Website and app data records
--- START ---

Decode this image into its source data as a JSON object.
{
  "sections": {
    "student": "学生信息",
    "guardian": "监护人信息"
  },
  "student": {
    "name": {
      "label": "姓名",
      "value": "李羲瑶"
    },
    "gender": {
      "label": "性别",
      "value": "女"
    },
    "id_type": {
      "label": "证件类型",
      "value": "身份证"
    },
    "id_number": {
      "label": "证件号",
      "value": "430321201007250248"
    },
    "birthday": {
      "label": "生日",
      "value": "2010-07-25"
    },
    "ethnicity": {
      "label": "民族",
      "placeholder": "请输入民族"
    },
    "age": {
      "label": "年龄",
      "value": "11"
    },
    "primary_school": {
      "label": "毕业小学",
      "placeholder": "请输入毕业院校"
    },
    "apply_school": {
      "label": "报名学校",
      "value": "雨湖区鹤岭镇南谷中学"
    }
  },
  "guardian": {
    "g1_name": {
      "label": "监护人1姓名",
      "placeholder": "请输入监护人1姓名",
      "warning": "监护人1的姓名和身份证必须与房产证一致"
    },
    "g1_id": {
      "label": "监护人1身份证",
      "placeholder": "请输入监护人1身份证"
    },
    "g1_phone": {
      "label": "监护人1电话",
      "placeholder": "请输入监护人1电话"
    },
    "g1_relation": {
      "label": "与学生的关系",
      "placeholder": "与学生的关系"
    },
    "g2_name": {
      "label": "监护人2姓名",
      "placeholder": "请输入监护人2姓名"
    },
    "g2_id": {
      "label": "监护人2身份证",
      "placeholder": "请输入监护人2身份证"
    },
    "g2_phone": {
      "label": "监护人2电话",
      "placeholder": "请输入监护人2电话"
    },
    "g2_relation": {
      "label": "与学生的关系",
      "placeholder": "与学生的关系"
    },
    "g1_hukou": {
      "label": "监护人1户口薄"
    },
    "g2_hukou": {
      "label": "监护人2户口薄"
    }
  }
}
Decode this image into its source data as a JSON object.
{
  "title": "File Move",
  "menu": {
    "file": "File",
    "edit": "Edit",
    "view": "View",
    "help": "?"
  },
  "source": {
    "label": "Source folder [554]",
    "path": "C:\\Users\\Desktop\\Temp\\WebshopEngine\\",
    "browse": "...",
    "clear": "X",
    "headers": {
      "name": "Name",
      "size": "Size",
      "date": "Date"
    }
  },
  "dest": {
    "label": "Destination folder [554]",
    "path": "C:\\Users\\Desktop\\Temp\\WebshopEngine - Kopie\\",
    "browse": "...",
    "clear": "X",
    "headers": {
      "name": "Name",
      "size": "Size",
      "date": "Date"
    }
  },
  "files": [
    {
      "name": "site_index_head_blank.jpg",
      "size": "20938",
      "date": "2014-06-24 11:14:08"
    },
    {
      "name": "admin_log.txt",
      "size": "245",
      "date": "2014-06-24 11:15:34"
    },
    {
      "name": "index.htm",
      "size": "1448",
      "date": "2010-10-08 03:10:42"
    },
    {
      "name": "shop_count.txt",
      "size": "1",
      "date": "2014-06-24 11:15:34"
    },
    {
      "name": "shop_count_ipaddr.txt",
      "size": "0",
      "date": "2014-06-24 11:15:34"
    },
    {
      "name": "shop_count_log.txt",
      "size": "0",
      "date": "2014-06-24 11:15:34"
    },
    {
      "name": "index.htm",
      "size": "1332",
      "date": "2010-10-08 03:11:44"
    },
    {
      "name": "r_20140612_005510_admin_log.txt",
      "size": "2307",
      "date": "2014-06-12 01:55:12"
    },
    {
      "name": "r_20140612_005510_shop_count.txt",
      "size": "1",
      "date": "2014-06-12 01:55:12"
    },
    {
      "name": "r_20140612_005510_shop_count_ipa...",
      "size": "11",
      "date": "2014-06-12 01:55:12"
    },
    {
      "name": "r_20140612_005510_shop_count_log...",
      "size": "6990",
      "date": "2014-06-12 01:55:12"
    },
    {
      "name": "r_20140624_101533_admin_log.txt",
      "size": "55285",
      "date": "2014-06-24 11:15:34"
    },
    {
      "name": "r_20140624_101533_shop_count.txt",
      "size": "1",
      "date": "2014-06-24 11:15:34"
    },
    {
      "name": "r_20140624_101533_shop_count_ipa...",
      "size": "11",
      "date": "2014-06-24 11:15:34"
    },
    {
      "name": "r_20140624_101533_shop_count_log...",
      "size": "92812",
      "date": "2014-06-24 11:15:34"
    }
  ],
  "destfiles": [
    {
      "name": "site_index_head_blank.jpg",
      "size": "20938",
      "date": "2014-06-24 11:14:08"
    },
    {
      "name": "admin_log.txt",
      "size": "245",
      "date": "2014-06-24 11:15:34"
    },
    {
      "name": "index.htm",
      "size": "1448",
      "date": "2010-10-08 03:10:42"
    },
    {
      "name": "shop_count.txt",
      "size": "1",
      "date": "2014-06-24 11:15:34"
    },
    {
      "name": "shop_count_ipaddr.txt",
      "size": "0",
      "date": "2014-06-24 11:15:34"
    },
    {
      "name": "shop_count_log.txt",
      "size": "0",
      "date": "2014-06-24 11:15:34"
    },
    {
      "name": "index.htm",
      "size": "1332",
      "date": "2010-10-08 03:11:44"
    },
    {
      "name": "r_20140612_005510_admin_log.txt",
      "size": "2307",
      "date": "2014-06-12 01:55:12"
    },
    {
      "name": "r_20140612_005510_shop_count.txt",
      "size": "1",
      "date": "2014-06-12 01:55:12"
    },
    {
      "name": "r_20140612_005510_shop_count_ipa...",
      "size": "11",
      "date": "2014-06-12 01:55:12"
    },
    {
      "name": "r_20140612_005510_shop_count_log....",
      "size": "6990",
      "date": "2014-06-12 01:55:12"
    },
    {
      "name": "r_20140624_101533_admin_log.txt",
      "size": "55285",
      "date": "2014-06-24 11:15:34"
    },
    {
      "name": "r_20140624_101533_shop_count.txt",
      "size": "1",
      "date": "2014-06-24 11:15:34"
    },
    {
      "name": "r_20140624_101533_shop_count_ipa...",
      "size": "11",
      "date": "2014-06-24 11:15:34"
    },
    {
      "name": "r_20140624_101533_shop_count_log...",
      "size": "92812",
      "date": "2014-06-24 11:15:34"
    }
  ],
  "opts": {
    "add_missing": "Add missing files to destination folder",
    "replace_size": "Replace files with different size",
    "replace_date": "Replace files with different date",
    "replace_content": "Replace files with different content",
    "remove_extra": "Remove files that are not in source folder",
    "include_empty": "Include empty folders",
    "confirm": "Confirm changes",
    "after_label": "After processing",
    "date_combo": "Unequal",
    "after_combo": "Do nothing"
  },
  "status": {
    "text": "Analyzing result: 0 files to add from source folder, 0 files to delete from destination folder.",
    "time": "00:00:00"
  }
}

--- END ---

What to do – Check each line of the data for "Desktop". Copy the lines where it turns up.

Answer space –
    "path": "C:\\Users\\Desktop\\Temp\\WebshopEngine\\",
    "path": "C:\\Users\\Desktop\\Temp\\WebshopEngine - Kopie\\",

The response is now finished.